With that said, here are those 5 words and phrases you’ve been waiting for — the ones that make Mom or Aunt Judy wonder what the f*ck you’re talking about.
#1: Functional Anything 🙅🏾♂️
If you’ve read my free ebook, 7 Mistakes Health Coaches Make, there’s a very important question on page 7:
“Think back to the days when you didn’t know much of anything about health. Would you understand words like metabolic therapy or functional nutrition? Probably not.”
There’s a saying in advertising: Don’t sell drills. Sell holes.
In other words, people don’t buy processes. What drives their buying decisions is the result they’ll get. Trying to sell functional nutrition is like going on and on about transmission and voltage to someone who knows zilch about drills.
All they want is an easy, reliable way to make holes.
Functional this and functional that means nothing to Mom and her sis Judy. They just want to breathe air like normal human beings without having severe allergy attacks.
The only place for functional anything is on your About page. But minimize it while you put the focus on your ability to help your clients solve their problem.
#2: Bioindividuality 🤷🏾♂️
Look up this word in the dictionary and you’ll come up empty. If it were in the dictionary it would be defined as: the word you use when you want people to leave your website.
That’s 9 whole syllables. Six more than the average human can handle.
Oh, it means that my nutritional needs can be different than someone else’s? So you’ll craft a customized plan specifically for me, me, me, so I won’t be bloated and gassy anymore? Now that makes me feel all kinds of SPECIAL! Thank you! Why didn’t you say that before?
#3: Optimal Health and Wellness 🤦🏾♂️
To steal a phrase from my buddy Michael Fishman …
“No one ever woke up in the morning and said, ‘Today’s the day I’m gonna get myself some of that optimal wellness.’”
Nope, not once. Like ever.
But millions of people did wake up this morning and wish that this would be the very last day they’d have to deal with bloating, or headaches, or brain fog, or allergies, etc.
Selling optimal wellness is like taking someone to the paint section when they want you to show them the best tool for making holes. They might need paint, but that’s not what motivated them to get in the car and drive to the store.
Pain is the greatest motivator. Position yourself as the solver of a specific pain, not as an advocate for a general state.
#4: I 🙋🏾
The people who visit your website don’t give that many f*cks about you. If any. Sorry.
In fact, functional MRIs (yes, I said functional, but only because you know what I mean) show that when we get another person to talk about what they’re interested in (err, themselves), their brains release hormones and neurotransmitters like dopamine, serotonin, and oxytocin.
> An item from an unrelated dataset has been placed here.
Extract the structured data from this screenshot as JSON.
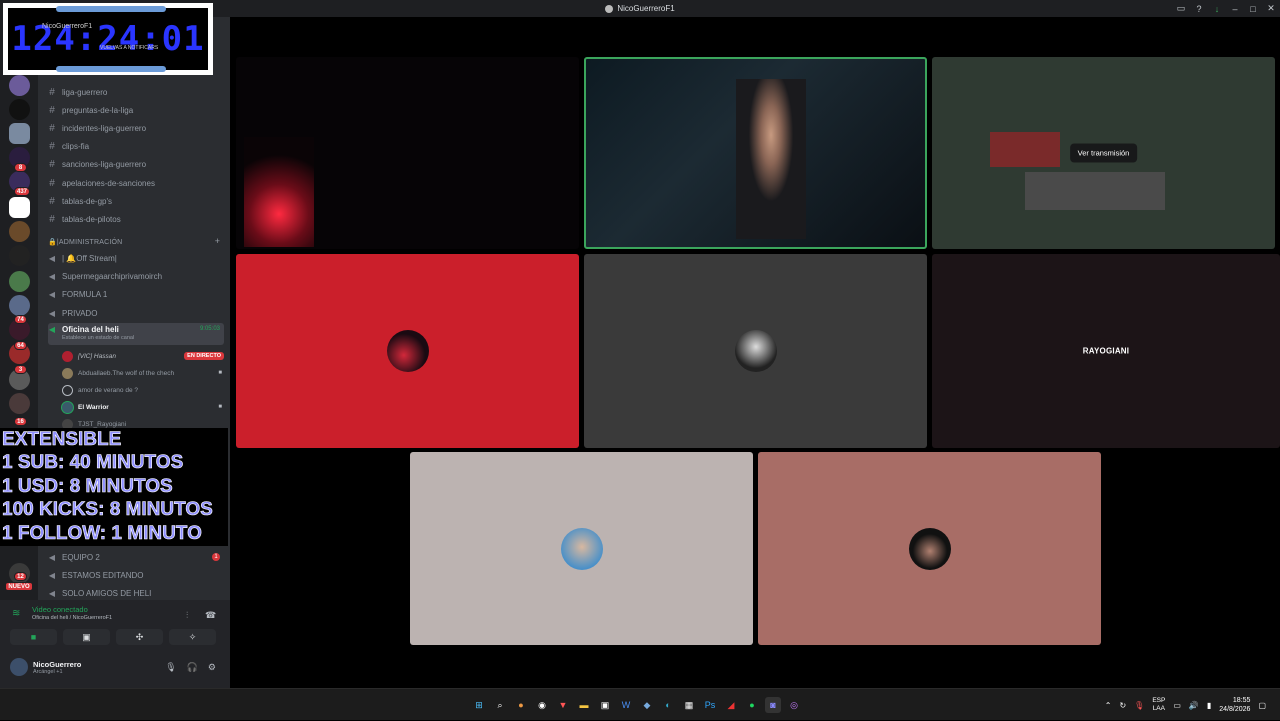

They literally start falling in love with you.
But when they click on your site and have the “privilege” of reading all about you, you, you, they check out, FAST.
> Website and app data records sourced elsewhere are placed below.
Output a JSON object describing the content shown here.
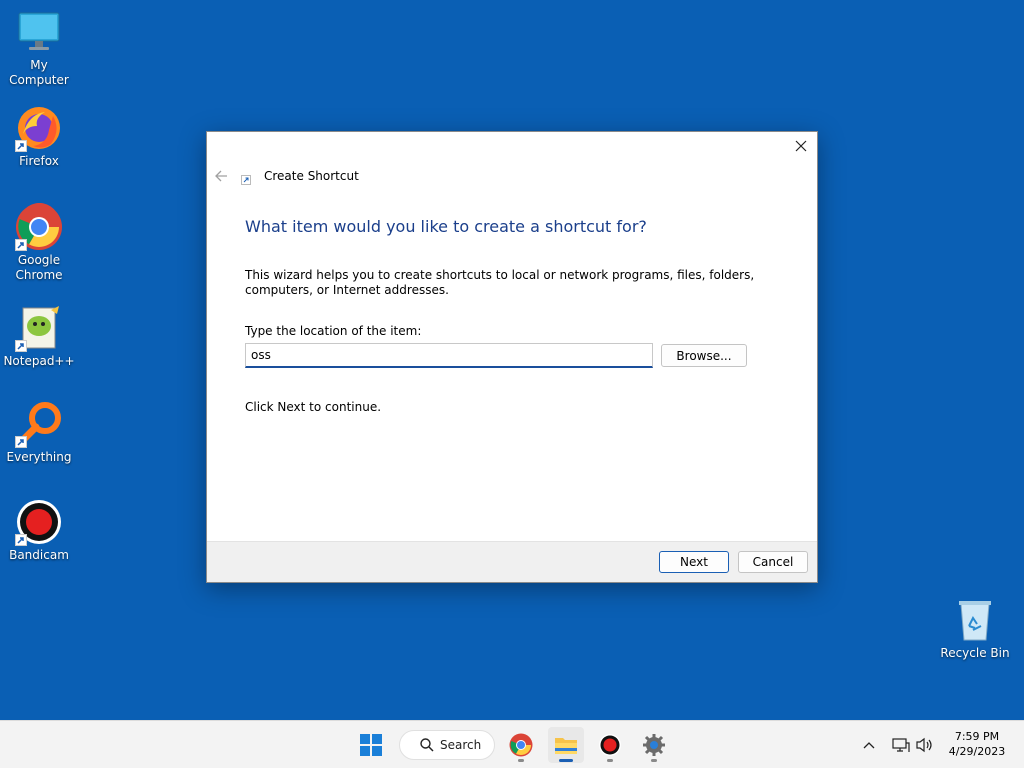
{
  "desktop": {
    "icons": [
      {
        "label": "My Computer",
        "icon": "monitor-icon"
      },
      {
        "label": "Firefox",
        "icon": "firefox-icon"
      },
      {
        "label": "Google Chrome",
        "icon": "chrome-icon"
      },
      {
        "label": "Notepad++",
        "icon": "notepadpp-icon"
      },
      {
        "label": "Everything",
        "icon": "everything-icon"
      },
      {
        "label": "Bandicam",
        "icon": "bandicam-icon"
      },
      {
        "label": "Recycle Bin",
        "icon": "recycle-bin-icon"
      }
    ]
  },
  "dialog": {
    "wizard_title": "Create Shortcut",
    "heading": "What item would you like to create a shortcut for?",
    "description": "This wizard helps you to create shortcuts to local or network programs, files, folders, computers, or Internet addresses.",
    "location_label": "Type the location of the item:",
    "location_value": "oss",
    "browse_label": "Browse...",
    "continue_text": "Click Next to continue.",
    "next_label": "Next",
    "cancel_label": "Cancel"
  },
  "taskbar": {
    "search_label": "Search",
    "time": "7:59 PM",
    "date": "4/29/2023"
  },
  "colors": {
    "desktop_bg": "#0a5fb4",
    "heading": "#1b3f8b",
    "accent": "#1a5fb4"
  }
}
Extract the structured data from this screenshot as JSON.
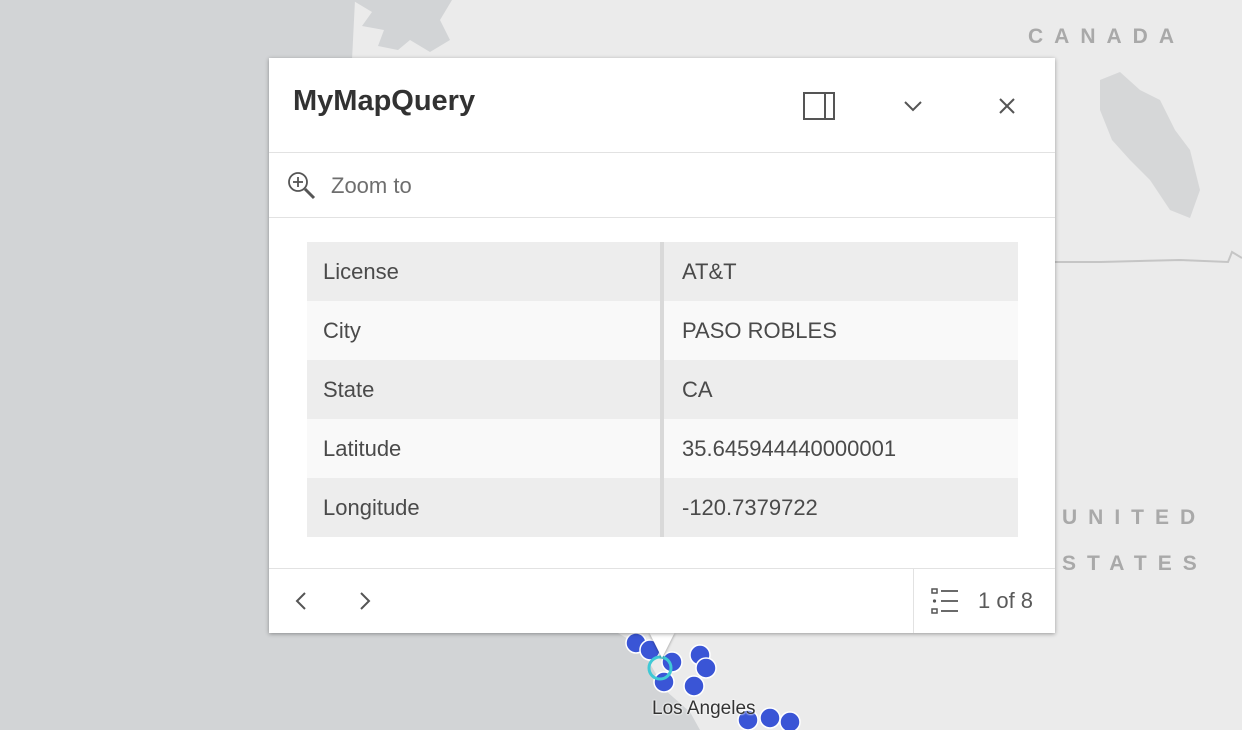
{
  "map": {
    "labels": {
      "canada": "CANADA",
      "united": "UNITED",
      "states": "STATES",
      "los_angeles": "Los Angeles"
    },
    "colors": {
      "water": "#d2d4d6",
      "land": "#ebebeb",
      "marker": "#3a55d6",
      "marker_selected": "#3fc9d6"
    }
  },
  "popup": {
    "title": "MyMapQuery",
    "dock_icon": "dock-icon",
    "collapse_icon": "chevron-down-icon",
    "close_icon": "close-icon",
    "zoom_label": "Zoom to",
    "attributes": [
      {
        "key": "License",
        "value": "AT&T"
      },
      {
        "key": "City",
        "value": "PASO ROBLES"
      },
      {
        "key": "State",
        "value": "CA"
      },
      {
        "key": "Latitude",
        "value": "35.645944440000001"
      },
      {
        "key": "Longitude",
        "value": "-120.7379722"
      }
    ],
    "pagination": "1 of 8"
  }
}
As a general rule, if the word “I” shows up on your homepage more than a dozen times, you’re probably making it about yourself and not about the client.
The best use of the “I” word is when you’re demonstrating empathy for the prospective client, as in:
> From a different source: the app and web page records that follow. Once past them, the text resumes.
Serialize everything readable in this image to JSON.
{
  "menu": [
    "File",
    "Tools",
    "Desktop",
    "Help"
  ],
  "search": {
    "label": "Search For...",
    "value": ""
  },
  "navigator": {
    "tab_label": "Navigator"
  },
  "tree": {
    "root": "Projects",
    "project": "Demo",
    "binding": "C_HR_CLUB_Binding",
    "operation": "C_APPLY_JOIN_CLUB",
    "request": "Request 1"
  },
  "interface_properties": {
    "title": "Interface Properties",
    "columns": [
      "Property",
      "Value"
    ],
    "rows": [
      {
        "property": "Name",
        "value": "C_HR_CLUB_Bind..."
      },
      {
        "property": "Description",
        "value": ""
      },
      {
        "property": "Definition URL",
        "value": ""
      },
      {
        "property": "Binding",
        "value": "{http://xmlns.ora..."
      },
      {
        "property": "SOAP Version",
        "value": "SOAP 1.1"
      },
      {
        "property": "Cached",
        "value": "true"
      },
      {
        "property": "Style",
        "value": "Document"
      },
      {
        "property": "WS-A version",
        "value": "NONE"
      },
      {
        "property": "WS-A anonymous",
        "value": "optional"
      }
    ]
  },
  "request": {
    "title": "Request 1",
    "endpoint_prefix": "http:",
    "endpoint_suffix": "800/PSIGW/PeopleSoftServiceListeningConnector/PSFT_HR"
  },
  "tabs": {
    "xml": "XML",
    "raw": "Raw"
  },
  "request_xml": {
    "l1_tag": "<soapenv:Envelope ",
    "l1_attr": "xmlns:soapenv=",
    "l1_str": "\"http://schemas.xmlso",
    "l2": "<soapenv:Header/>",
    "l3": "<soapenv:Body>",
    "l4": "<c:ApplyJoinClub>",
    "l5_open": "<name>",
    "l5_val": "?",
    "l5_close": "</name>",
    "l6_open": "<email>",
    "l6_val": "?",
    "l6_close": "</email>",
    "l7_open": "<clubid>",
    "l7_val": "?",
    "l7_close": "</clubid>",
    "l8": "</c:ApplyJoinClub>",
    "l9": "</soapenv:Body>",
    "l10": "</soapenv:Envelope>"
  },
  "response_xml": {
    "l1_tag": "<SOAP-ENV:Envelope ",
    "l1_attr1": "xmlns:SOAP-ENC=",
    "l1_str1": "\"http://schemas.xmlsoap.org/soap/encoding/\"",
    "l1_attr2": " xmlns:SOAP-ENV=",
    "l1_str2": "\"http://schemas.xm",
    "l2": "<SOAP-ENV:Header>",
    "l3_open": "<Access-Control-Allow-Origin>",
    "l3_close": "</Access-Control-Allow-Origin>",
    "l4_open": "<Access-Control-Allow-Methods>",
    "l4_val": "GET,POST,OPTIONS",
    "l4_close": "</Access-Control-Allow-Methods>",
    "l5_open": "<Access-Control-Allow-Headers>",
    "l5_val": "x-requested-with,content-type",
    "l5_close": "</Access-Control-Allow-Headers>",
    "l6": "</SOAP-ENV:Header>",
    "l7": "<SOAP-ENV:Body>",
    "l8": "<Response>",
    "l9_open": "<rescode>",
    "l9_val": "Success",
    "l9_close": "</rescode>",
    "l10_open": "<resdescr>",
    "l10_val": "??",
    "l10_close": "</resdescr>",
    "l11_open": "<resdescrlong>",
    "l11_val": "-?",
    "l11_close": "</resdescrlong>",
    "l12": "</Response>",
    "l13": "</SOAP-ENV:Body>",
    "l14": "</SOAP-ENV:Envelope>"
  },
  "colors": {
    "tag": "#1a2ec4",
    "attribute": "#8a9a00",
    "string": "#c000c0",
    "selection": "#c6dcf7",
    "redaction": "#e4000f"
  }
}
* “I understand how it feels to struggle with …”
* “I know what it’s like to …”
* “I’ve been there before.”
When you make the core messaging about them, they’ll become more interested in you.
#5: Mind. Body. Blah. Blah. Blah. 🙄
These are vague words that rarely connect with anyone.
Always keep in mind that you’re essentially playing The Match Game with your potential clients. Again, your job is to match the words they use to describe their main complaint.
Not only is the phrase “mind-body” overused, it’s also not a match for the client.
If you have an integrative mind-body approach to health and healing, that’s awesome! But I don’t recommended leading with it as your tagline or slogan. It would be like using “Transmission-Voltage” to sell more hole makers.
Mind-body is a term that health coaches get, but clients don’t. Know your audience.
Also, be aware of the fact that for some folks the word mind can imply “psychological therapy.” That’s not what the client wants. She wants a meal plan, accountability, and her problem solved, not a therapist.
I hope you’ve found this post helpful. For more health coaching biz tips, scroll down and grab your FREE copy of 7 Mistakes Health Coaches Make.
Thanks for reading!